**TASK PROMPT:** Which of the lines below contain the string "label"? Copy each one.

(Collected data entries)
Content starts

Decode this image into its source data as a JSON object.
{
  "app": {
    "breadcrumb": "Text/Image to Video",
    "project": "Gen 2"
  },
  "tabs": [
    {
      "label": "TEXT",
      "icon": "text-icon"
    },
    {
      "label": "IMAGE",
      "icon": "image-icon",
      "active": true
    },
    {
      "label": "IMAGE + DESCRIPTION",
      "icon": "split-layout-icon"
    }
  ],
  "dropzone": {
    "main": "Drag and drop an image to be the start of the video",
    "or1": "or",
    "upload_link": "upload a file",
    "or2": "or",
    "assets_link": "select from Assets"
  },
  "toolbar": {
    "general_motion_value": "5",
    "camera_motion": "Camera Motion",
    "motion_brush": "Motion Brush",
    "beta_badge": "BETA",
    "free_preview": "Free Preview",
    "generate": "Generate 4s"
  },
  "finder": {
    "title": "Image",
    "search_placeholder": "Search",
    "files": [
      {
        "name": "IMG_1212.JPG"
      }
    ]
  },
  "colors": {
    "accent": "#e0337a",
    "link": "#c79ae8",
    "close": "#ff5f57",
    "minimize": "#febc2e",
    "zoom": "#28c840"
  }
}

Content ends

**PROBLEM SOLUTION:**
      "label": "TEXT",
      "label": "IMAGE",
      "label": "IMAGE + DESCRIPTION",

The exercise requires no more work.